GM's CEO: Bankruptcy Possible Before 60-Day Deadline

General Motors's newCEO, Fritz Henderson, said the automaker could file for bankruptcy before the end of the 60 days the government has given GM to restructure itself.

Speaking at a press conference in Detroit, Henderson said if agreements can't be reached with the unions, bondholders and other parties, a decision on bankruptcy would be made in consolation with the Obama auto task force.

Fritz Henderson
Fritz Henderson

"We have 60 days and I think if it's going to get done out of court it can get done in 60 days, said Henderson. "Other than that, more time isn't going to help the process."

"We'll review the unsecured debt, pensions and retiree health care obligations," Henderson said to reporters, "and see what we can work out."

Henderson said that more of the automaker's plants could close as part of GM's effort to meet the new requirements for government aid.

That's beyond the five plants the company said it would shutter when it submitted a restructuring plan to the government last month.

Henderson also said there was no decision yet on the future of the Hummer.

"We are now within weeks of making a judgment—are we gonna have a sale or not?" said Henderson. "I think certainly this is measured in weeks or days, not necessarily months at this point."

Henderson also said that the future of the Saturn was also being discussed, but that will take more time to determine.

Henderson was named CEO after the government forced the ouster of Rick Wagoner on Sunday. President Obama on Monday gave GM 60 days to come up with a new restructuring plan in order to receive more federal aid. Chrysler, meanwhile, was given 30 days to complete a merger with Italy's Fiat because it was not considered viable as a stand-alone company.

Attending the press conference with Henderson were GM CFO Ray Young and Marketing vice president Mark LaNeve. The company announced a new customer effort called the "total confidence program."

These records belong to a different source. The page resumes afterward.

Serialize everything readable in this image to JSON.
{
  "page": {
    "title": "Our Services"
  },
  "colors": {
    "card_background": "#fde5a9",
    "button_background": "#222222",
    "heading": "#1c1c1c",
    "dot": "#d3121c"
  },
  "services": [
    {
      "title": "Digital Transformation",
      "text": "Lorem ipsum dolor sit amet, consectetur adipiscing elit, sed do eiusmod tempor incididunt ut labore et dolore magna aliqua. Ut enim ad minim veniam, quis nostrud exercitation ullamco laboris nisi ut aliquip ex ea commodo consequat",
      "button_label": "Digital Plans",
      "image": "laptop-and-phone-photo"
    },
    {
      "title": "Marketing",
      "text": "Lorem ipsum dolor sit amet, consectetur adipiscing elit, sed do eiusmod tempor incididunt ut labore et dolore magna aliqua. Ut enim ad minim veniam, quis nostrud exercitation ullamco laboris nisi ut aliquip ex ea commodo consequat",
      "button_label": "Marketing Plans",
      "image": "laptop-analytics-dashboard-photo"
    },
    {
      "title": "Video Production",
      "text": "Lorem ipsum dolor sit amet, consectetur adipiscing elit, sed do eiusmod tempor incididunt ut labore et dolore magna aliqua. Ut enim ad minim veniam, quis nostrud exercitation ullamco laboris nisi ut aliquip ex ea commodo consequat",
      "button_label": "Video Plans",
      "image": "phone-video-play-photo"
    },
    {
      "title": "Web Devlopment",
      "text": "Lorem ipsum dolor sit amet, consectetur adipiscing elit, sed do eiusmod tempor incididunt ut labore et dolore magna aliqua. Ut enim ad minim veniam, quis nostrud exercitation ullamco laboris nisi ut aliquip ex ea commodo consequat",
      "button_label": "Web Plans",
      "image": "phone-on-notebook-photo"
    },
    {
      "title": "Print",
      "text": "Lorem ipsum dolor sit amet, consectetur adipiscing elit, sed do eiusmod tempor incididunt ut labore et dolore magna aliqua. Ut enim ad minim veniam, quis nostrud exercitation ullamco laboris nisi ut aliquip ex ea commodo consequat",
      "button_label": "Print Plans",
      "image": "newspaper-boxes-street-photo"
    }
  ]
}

The plan will provide protection for customers in financial difficulties. GM will cover payments for those GM car buyers for up to 24 months, according to LaNeve.

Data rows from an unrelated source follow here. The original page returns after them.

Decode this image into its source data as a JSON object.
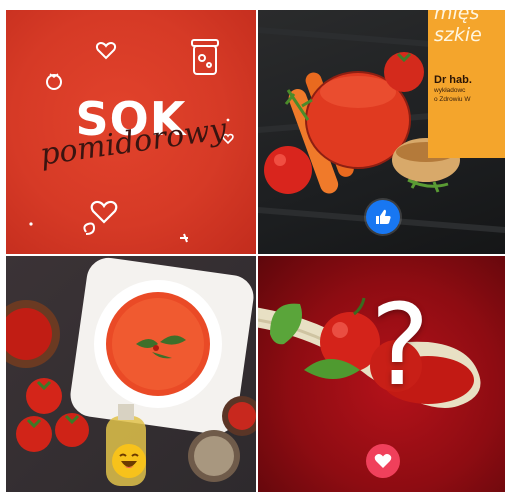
{
  "tiles": {
    "sok": {
      "title": "SOK",
      "subtitle": "pomidorowy"
    },
    "juice": {
      "ad": {
        "line1": "mięs",
        "line2": "szkie",
        "author": "Dr hab.",
        "desc1": "wykładowc",
        "desc2": "o Zdrowiu W"
      },
      "reaction": "like-icon"
    },
    "soup": {
      "reaction": "haha-icon"
    },
    "question": {
      "symbol": "?",
      "reaction": "love-icon"
    }
  },
  "colors": {
    "sok_bg": "#d63a26",
    "ad_orange": "#f4a52c",
    "like_blue": "#1877f2",
    "love_red": "#f0405b",
    "haha_yellow": "#f7c21b"
  }
}
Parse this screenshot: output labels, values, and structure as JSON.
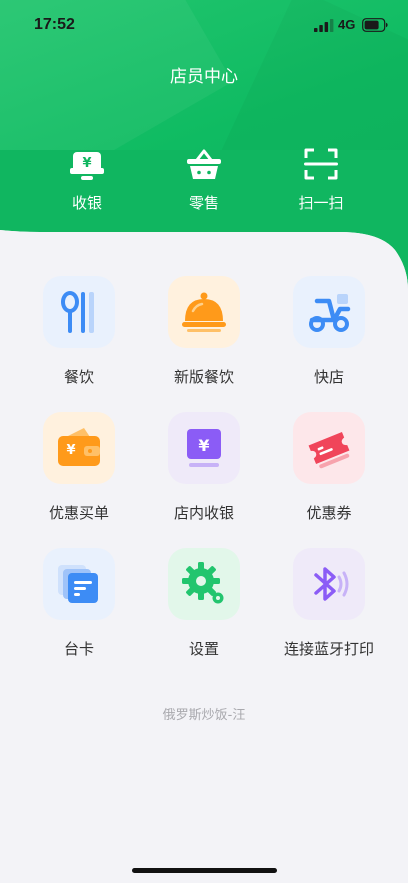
{
  "status_bar": {
    "time": "17:52",
    "network": "4G"
  },
  "header": {
    "title": "店员中心"
  },
  "quick_actions": [
    {
      "label": "收银",
      "icon": "cashier-icon"
    },
    {
      "label": "零售",
      "icon": "basket-icon"
    },
    {
      "label": "扫一扫",
      "icon": "scan-icon"
    }
  ],
  "grid": [
    {
      "label": "餐饮",
      "icon": "fork-knife-icon"
    },
    {
      "label": "新版餐饮",
      "icon": "food-cloche-icon"
    },
    {
      "label": "快店",
      "icon": "scooter-icon"
    },
    {
      "label": "优惠买单",
      "icon": "wallet-icon"
    },
    {
      "label": "店内收银",
      "icon": "cash-register-icon"
    },
    {
      "label": "优惠券",
      "icon": "coupon-icon"
    },
    {
      "label": "台卡",
      "icon": "cards-icon"
    },
    {
      "label": "设置",
      "icon": "gear-icon"
    },
    {
      "label": "连接蓝牙打印",
      "icon": "bluetooth-icon"
    }
  ],
  "footer": {
    "store_name": "俄罗斯炒饭-汪"
  },
  "colors": {
    "header_green": "#10b660",
    "background": "#f3f3f7",
    "orange": "#ff9a1a",
    "blue": "#3d8cf5",
    "purple": "#8b5cf6",
    "red": "#f0455a",
    "green": "#22c56e"
  }
}
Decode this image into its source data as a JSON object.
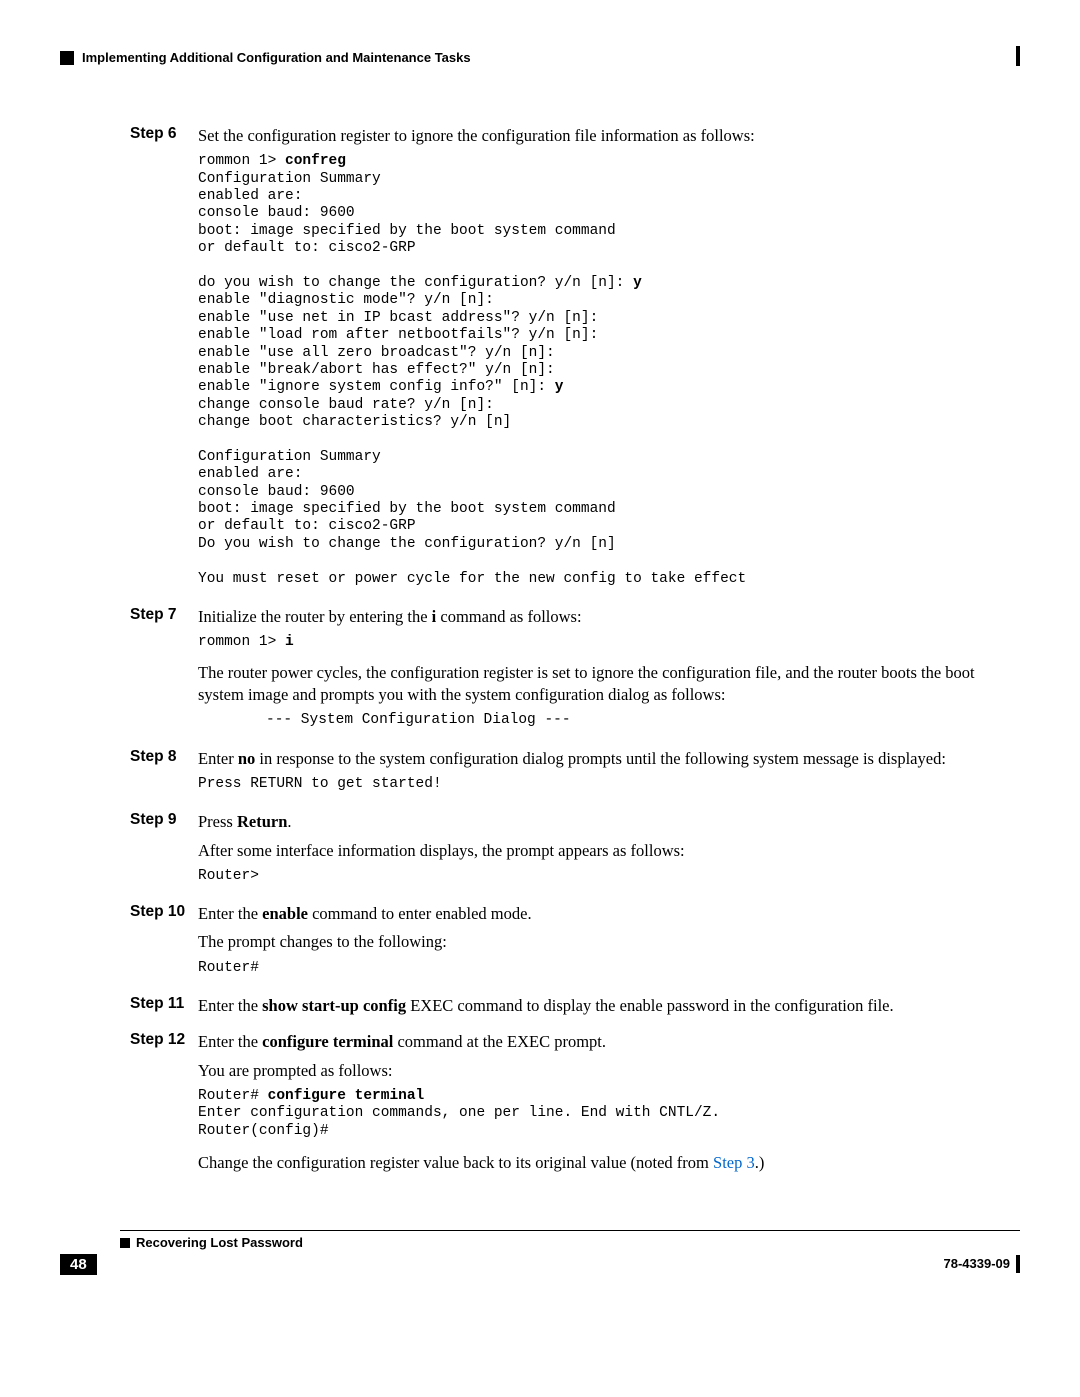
{
  "header": {
    "title": "Implementing Additional Configuration and Maintenance Tasks"
  },
  "steps": {
    "s6": {
      "label": "Step 6",
      "text": "Set the configuration register to ignore the configuration file information as follows:",
      "code_prefix": "rommon 1> ",
      "code_cmd": "confreg",
      "code_body": "Configuration Summary\nenabled are:\nconsole baud: 9600\nboot: image specified by the boot system command\nor default to: cisco2-GRP\n\ndo you wish to change the configuration? y/n [n]: ",
      "code_y1": "y",
      "code_body2": "\nenable \"diagnostic mode\"? y/n [n]:\nenable \"use net in IP bcast address\"? y/n [n]:\nenable \"load rom after netbootfails\"? y/n [n]:\nenable \"use all zero broadcast\"? y/n [n]:\nenable \"break/abort has effect?\" y/n [n]:\nenable \"ignore system config info?\" [n]: ",
      "code_y2": "y",
      "code_body3": "\nchange console baud rate? y/n [n]:\nchange boot characteristics? y/n [n]\n\nConfiguration Summary\nenabled are:\nconsole baud: 9600\nboot: image specified by the boot system command\nor default to: cisco2-GRP\nDo you wish to change the configuration? y/n [n]\n\nYou must reset or power cycle for the new config to take effect"
    },
    "s7": {
      "label": "Step 7",
      "text_pre": "Initialize the router by entering the ",
      "text_cmd": "i",
      "text_post": " command as follows:",
      "code_prefix": "rommon 1> ",
      "code_cmd": "i",
      "para2": "The router power cycles, the configuration register is set to ignore the configuration file, and the router boots the boot system image and prompts you with the system configuration dialog as follows:",
      "code2": "--- System Configuration Dialog ---"
    },
    "s8": {
      "label": "Step 8",
      "text_pre": "Enter ",
      "text_cmd": "no",
      "text_post": " in response to the system configuration dialog prompts until the following system message is displayed:",
      "code": "Press RETURN to get started!"
    },
    "s9": {
      "label": "Step 9",
      "text_pre": "Press ",
      "text_cmd": "Return",
      "text_post": ".",
      "para2": "After some interface information displays, the prompt appears as follows:",
      "code": "Router>"
    },
    "s10": {
      "label": "Step 10",
      "text_pre": "Enter the ",
      "text_cmd": "enable",
      "text_post": " command to enter enabled mode.",
      "para2": "The prompt changes to the following:",
      "code": "Router#"
    },
    "s11": {
      "label": "Step 11",
      "text_pre": "Enter the ",
      "text_cmd": "show start-up config",
      "text_post": " EXEC command to display the enable password in the configuration file."
    },
    "s12": {
      "label": "Step 12",
      "text_pre": "Enter the ",
      "text_cmd": "configure terminal",
      "text_post": " command at the EXEC prompt.",
      "para2": "You are prompted as follows:",
      "code_prefix": "Router# ",
      "code_cmd": "configure terminal",
      "code_body": "\nEnter configuration commands, one per line. End with CNTL/Z.\nRouter(config)#",
      "para3_pre": "Change the configuration register value back to its original value (noted from ",
      "para3_link": "Step 3",
      "para3_post": ".)"
    }
  },
  "footer": {
    "title": "Recovering Lost Password",
    "page": "48",
    "docnum": "78-4339-09"
  }
}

GM will make up to nine payments of $500 each to qualifying customers. Consumers must qualify for state unemployment to be eligible for the program. The program starts April 1 and runs until April 30.

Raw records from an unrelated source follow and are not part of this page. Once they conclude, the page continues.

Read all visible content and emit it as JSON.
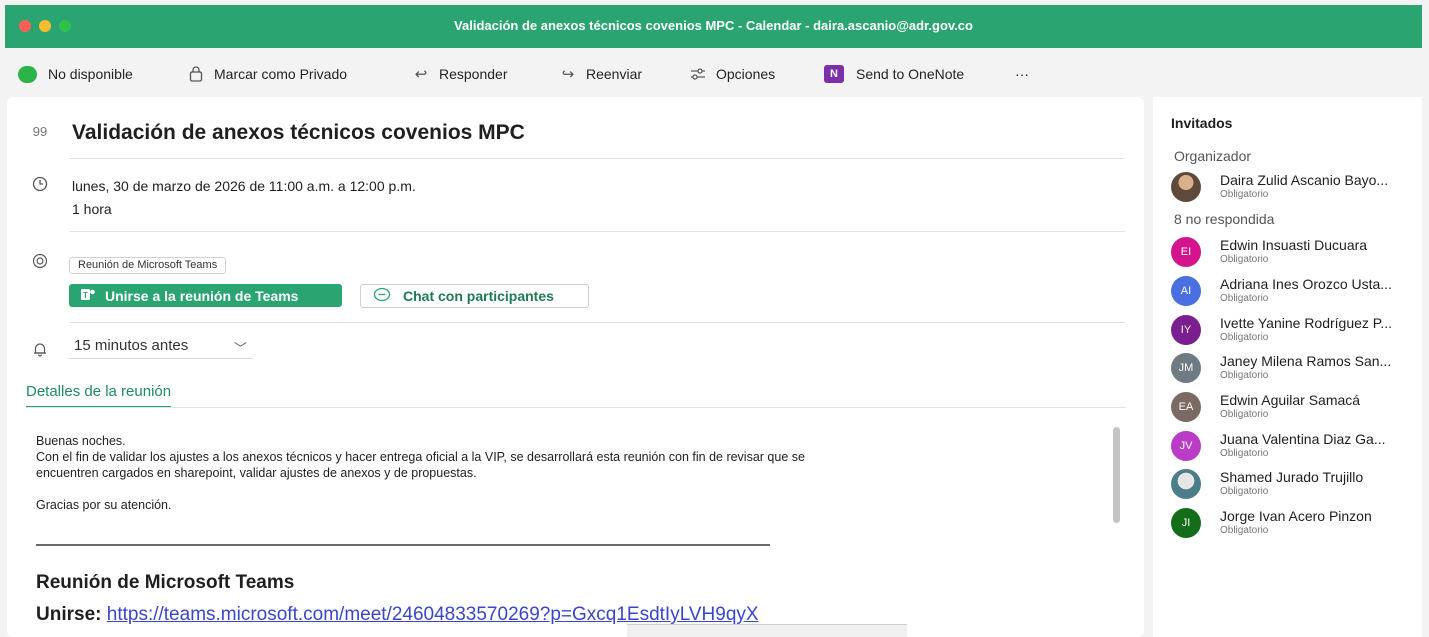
{
  "window": {
    "title": "Validación de anexos técnicos covenios MPC - Calendar - daira.ascanio@adr.gov.co"
  },
  "toolbar": {
    "status_label": "No disponible",
    "private_label": "Marcar como Privado",
    "reply_label": "Responder",
    "forward_label": "Reenviar",
    "options_label": "Opciones",
    "onenote_label": "Send to OneNote",
    "more_label": "···"
  },
  "meeting": {
    "subject": "Validación de anexos técnicos covenios MPC",
    "datetime": "lunes, 30 de marzo de 2026 de 11:00 a.m. a 12:00 p.m.",
    "duration": "1 hora",
    "location_tag": "Reunión de Microsoft Teams",
    "join_button": "Unirse a la reunión de Teams",
    "chat_button": "Chat con participantes",
    "reminder": "15 minutos antes",
    "details_tab": "Detalles de la reunión"
  },
  "body": {
    "greeting": "Buenas noches.",
    "paragraph": "Con el fin de validar los ajustes a los anexos técnicos y hacer entrega oficial a la VIP, se desarrollará esta reunión con fin de revisar que se\nencuentren cargados en sharepoint, validar ajustes de anexos y de propuestas.",
    "closing": "Gracias por su atención.",
    "teams_heading": "Reunión de Microsoft Teams",
    "join_label": "Unirse:",
    "join_link": "https://teams.microsoft.com/meet/24604833570269?p=Gxcq1EsdtIyLVH9qyX"
  },
  "attendees": {
    "title": "Invitados",
    "organizer_group": "Organizador",
    "organizer": {
      "name": "Daira Zulid Ascanio Bayo...",
      "role": "Obligatorio"
    },
    "pending_group": "8 no respondida",
    "people": [
      {
        "initials": "EI",
        "name": "Edwin Insuasti Ducuara",
        "role": "Obligatorio",
        "color": "#d4148c"
      },
      {
        "initials": "AI",
        "name": "Adriana Ines Orozco Usta...",
        "role": "Obligatorio",
        "color": "#4a6fe0"
      },
      {
        "initials": "IY",
        "name": "Ivette Yanine Rodríguez P...",
        "role": "Obligatorio",
        "color": "#7b1e8f"
      },
      {
        "initials": "JM",
        "name": "Janey Milena Ramos San...",
        "role": "Obligatorio",
        "color": "#6f7a83"
      },
      {
        "initials": "EA",
        "name": "Edwin Aguilar Samacá",
        "role": "Obligatorio",
        "color": "#7a6a63"
      },
      {
        "initials": "JV",
        "name": "Juana Valentina Diaz Ga...",
        "role": "Obligatorio",
        "color": "#b93bc6"
      },
      {
        "initials": "",
        "name": "Shamed Jurado Trujillo",
        "role": "Obligatorio",
        "color": "#4b7e8a"
      },
      {
        "initials": "JI",
        "name": "Jorge Ivan Acero Pinzon",
        "role": "Obligatorio",
        "color": "#136d19"
      }
    ]
  }
}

LaNeve said the government was fully aware of the incentive program.

Meanwhile, a White House advisor Tuesday called for sacrifices by GM bondholders for restructuring the company to avoid bankruptcy.

"We've been facing this dynamic with the bondholders in which they've been holding out on some things on the presumption that, well, maybe the government will just keep bailing us out whenever we run out of money," Austan Goolsbee, a member of the White House Council of Economic Advisers, told CNBC television. "That's just not going to happen. They're going to have to make some sacrifices."

"If they're wanting to play chicken that seems like a bad idea," said Goolsbee, a member of the administration's taskforce on auto restructuring.

The committee representing GM bondholders and its advisers convened a conference call Monday to discuss the next steps for the automaker's debt restructuring, a person familiar with the matter said.

The meeting of bondholders came hours after the U.S. officials rejected the automaker's turnaround plan, saying it did not go far enough to reduce debt and that bondholders were blocking progress on a more sweeping restructuring.

GM has offered bondholders 8 cents on the dollar in cash, 16 cents on the dollar in new, unsecured debt; and a 90 percent stake in the automaker, said a second person with knowledge of the discussions who asked not to be named because of their confidential nature.